Good Friends, it is Friday, December 18, 2015.
Count the hours to Christmas Day, 168 hours, plus or minus a few.
I am reminded this Christmas season of the generosity of some folks. Some will make one-time gifts to help pay off a church mortgage, or a charitable action to a family or two that have an empty refrigerator and food pantry. Sometimes a pair of shoes for school would be the ideal gift for a student who tries to hide the fact that a hole in the bottom goes unnoticed only so long.
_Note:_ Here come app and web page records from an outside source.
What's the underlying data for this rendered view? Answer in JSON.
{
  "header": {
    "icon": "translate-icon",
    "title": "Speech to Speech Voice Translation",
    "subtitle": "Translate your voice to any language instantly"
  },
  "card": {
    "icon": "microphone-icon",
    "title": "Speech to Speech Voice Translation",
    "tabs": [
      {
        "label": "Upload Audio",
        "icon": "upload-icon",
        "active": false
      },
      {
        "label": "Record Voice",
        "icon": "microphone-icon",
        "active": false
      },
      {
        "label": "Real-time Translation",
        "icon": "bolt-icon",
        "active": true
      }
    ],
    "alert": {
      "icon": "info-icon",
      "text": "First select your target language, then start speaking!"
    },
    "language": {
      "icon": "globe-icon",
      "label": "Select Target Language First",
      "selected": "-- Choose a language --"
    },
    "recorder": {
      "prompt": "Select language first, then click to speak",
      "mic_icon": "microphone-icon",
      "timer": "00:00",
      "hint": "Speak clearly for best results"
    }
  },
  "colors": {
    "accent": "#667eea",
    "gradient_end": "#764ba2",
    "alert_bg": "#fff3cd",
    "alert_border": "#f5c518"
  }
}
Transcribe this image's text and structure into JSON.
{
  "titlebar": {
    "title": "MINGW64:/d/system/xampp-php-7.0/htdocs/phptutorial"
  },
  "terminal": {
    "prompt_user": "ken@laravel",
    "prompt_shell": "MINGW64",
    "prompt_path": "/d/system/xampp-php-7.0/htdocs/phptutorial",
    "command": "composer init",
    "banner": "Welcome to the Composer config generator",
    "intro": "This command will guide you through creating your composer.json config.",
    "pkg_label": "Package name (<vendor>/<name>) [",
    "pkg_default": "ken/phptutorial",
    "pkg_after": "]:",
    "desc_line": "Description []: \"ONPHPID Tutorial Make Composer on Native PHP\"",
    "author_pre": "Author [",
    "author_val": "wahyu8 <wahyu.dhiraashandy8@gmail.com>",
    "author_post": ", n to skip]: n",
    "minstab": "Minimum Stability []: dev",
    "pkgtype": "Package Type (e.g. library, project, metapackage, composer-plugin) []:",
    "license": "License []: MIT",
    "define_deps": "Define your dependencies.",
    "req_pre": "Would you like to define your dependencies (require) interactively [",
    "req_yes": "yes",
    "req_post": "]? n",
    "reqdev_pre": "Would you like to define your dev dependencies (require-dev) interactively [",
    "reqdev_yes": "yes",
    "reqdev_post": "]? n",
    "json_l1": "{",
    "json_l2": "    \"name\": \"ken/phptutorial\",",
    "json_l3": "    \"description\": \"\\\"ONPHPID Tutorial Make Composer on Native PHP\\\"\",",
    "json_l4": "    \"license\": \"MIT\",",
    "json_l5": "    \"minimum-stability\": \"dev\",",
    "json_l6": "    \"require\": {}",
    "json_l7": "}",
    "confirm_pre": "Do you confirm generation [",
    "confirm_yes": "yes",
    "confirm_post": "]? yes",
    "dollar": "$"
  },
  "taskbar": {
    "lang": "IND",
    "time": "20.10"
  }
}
A young man, I came to find out, made a charitable donation of his eyes to an eye bank, pieces of his sternum to a bank that will share this with others needing this kind of cartilage, and part of the bone that will enable research to proceed for a possible discovery or cure. On a personal note, I have marked my driver’s license with a little heart indicating that I am a donor, in the event that I am in an accident where my recovery to a quality of life might not happen. The heart indicates my wishes.
I often thought that the scripture text of John 3:16referred to God’s gift of Christ on the cross. I am now rethinking that I missed the initial gift of God during this Advent season. Or maybe it always was, and I just did not get it?
Generosity cannot be a season of the year. Generosity must be a lifestyle of a church, folks in the pew and a community that decides that no child go hungry at night and have decent clothes be made available for school. I believe that we live in a generous church that can achieve what it puts its soul in saying, “With the help of God, this must be done.”
I thank God for folks who have been generous to me and my family over my lifetime. To name the names would require a ream of paper. First, I will say, I thank my parents, siblings and my beloved wife – Edna and children – Paula, Frankie and Stephen. From there, the generosity of God flows like the overflow of David’s cup in Psalm 23.
This Christmas, look around. Ask God to help you spot the sacred in the most unlikely of people, places and circumstances. Then ask the tough question, “What do you want me to do, Lord?” Your action will be a gift that transcends this one moment and could ultimately give one of the world’s greatest need: Hope.
The young man’s name is Kelly. He will be celebrating Christmas with Jesus. I got a glimpse of generosity in the grandest of scale through the actions of his family.
Good Friends, seek the sacred. God is waiting.